Peacemaking and Hospitality in Middle Eastern Christianity: Accommodating Difference in the Eastern Christian Traditions
Early Christian literature speaks often about peacemaking through recurring concepts such as lovingkindness, forgiveness, hospitality, mercy, philanthropy, and koinonia. The Middle Eastern Christianity Unit and Eastern Orthodox Christianity Unit are soliciting paper proposals addressing the ways that Middle Eastern Christians have expressed or promoted harmony in conditions of diversity (such as religious, cultural, or political pluralism). This call for papers invites contributions that approach the theme in its broadest senses, whether it be community building, responding to emergencies, friendship, caregiving, charity, or any other expressions of goodwill across boundaries. Proposals from all academic disciplines and all historic time periods will be strongly considered based on the clarity of thesis, a well-defined body of evidence, and appropriate scholarly methodologies.
Interrituality in Middle Eastern Christianity, Islam, and Judaism
The Middle Eastern Christianity Unit and Ritual Studies Unit are issuing a Call for Papers that solicits proposals related to the interrituality of religious life in the Middle East—particularly of Christians with other religious communities. Topics of interrituality could include liturgy and liturgical practices, pilgrimage, or any other way that Middle Eastern Christian practices participate in, or resemble, the practices of other communities. This call for papers is open to research in all academic disciplines and all historical time periods; we are particularly interested in proposals that discuss the ways in which rituals serve as markers of identity and means of appropriation in the Middle East. Proposals will be judged based on clarity of thesis, a well-defined body of evidence, and appropriate scholarly methodologies.
Middle Eastern Christians and Empire
The Middle Eastern Christianity Unit is issuing a Call for Papers addressing the life of Middle Eastern Christian communities in empires. Throughout history Middle Eastern Christians have related to imperial politics, starting with the governments of the Romans and Sassanians, and most recently with the Ottoman, French, and British Empires. This call for papers requests proposals that consider ways Christian communities navigated imperial politics throughout any period of history.
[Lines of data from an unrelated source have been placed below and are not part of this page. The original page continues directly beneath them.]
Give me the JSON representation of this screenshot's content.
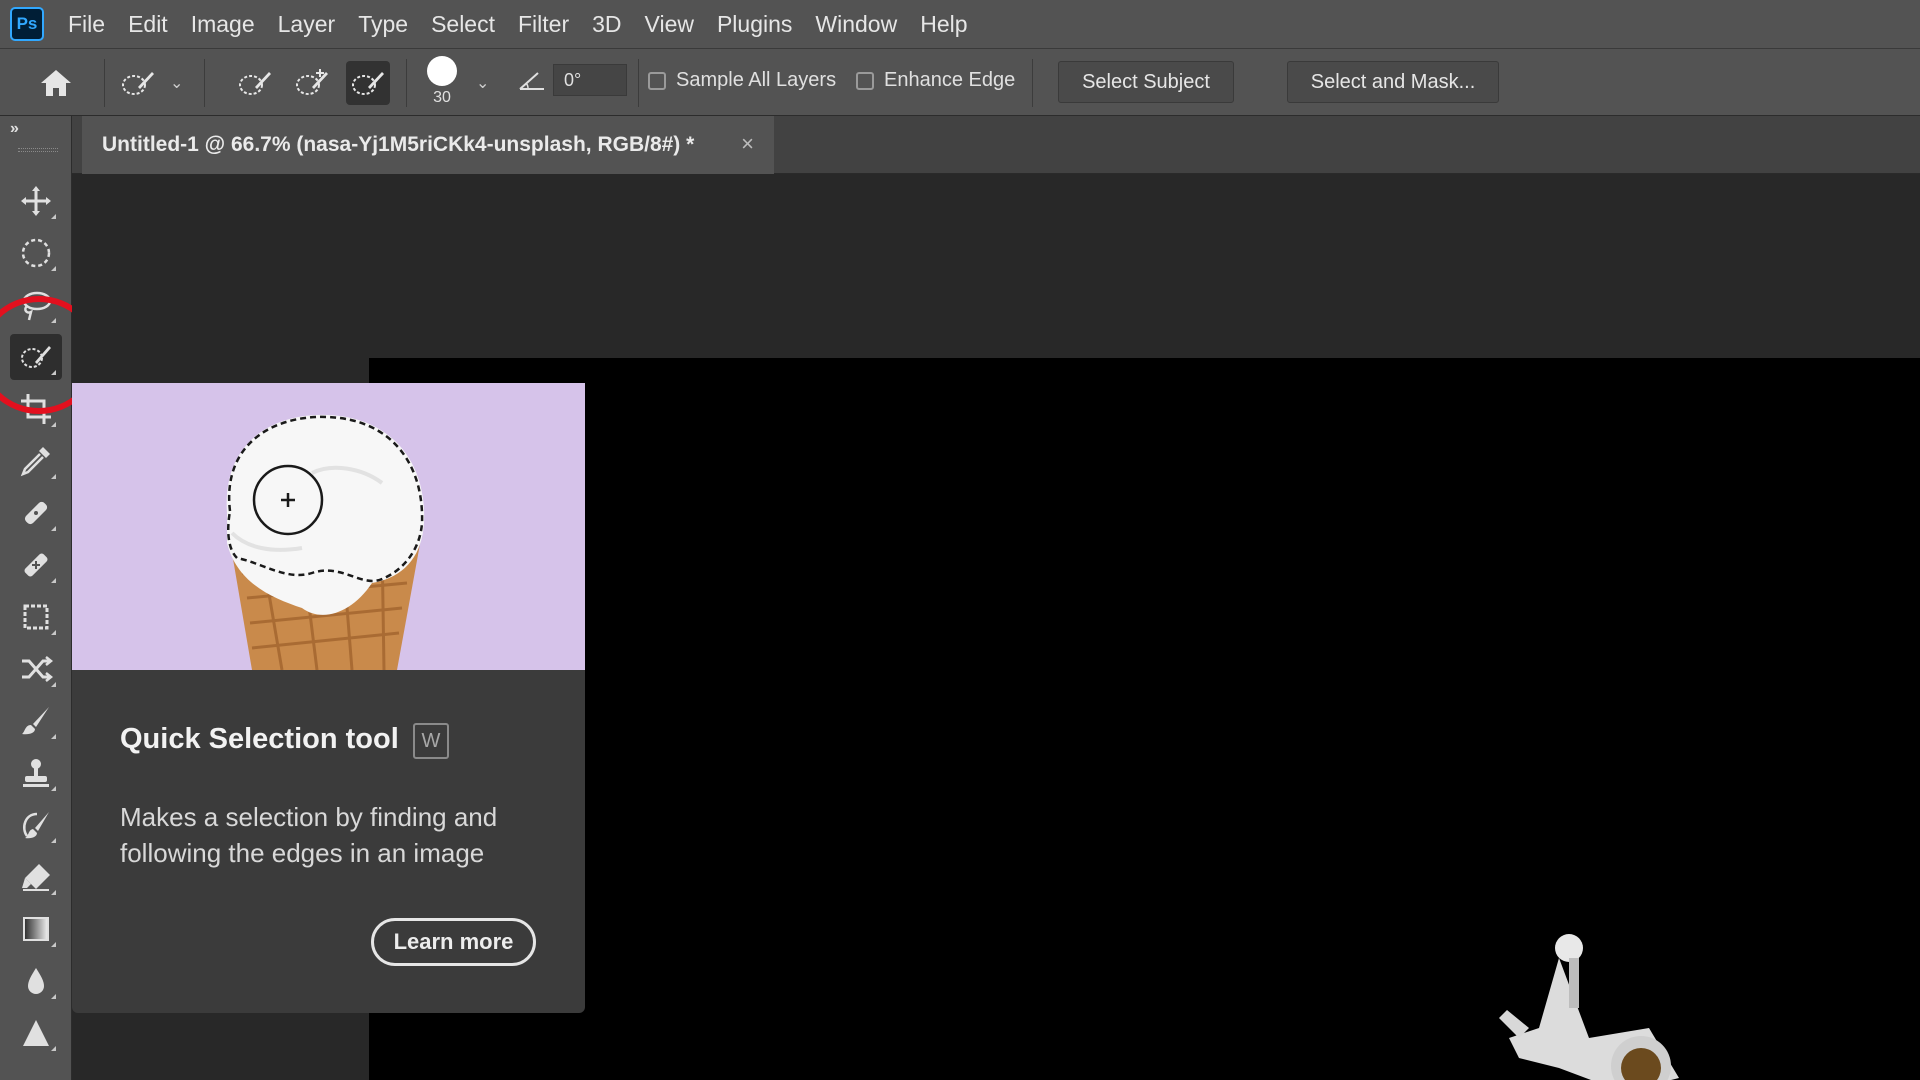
{
  "app": {
    "logo_text": "Ps"
  },
  "menu": [
    "File",
    "Edit",
    "Image",
    "Layer",
    "Type",
    "Select",
    "Filter",
    "3D",
    "View",
    "Plugins",
    "Window",
    "Help"
  ],
  "options": {
    "brush_size": "30",
    "angle": "0°",
    "sample_all_layers": "Sample All Layers",
    "enhance_edge": "Enhance Edge",
    "select_subject": "Select Subject",
    "select_and_mask": "Select and Mask..."
  },
  "toolbar": {
    "collapse": "»"
  },
  "document": {
    "tab_title": "Untitled-1 @ 66.7% (nasa-Yj1M5riCKk4-unsplash, RGB/8#) *",
    "close": "×"
  },
  "tooltip": {
    "title": "Quick Selection tool",
    "shortcut": "W",
    "description": "Makes a selection by finding and following the edges in an image",
    "learn_more": "Learn more"
  },
  "colors": {
    "highlight_ring": "#e3101e",
    "ps_brand": "#31a8ff",
    "tooltip_bg": "#d4c0e8"
  }
}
All appropriate scholarly methodologies will be considered, with preference being given to proposals that express a clear thesis, well-defined body of evidence, and specific methodologies and theories.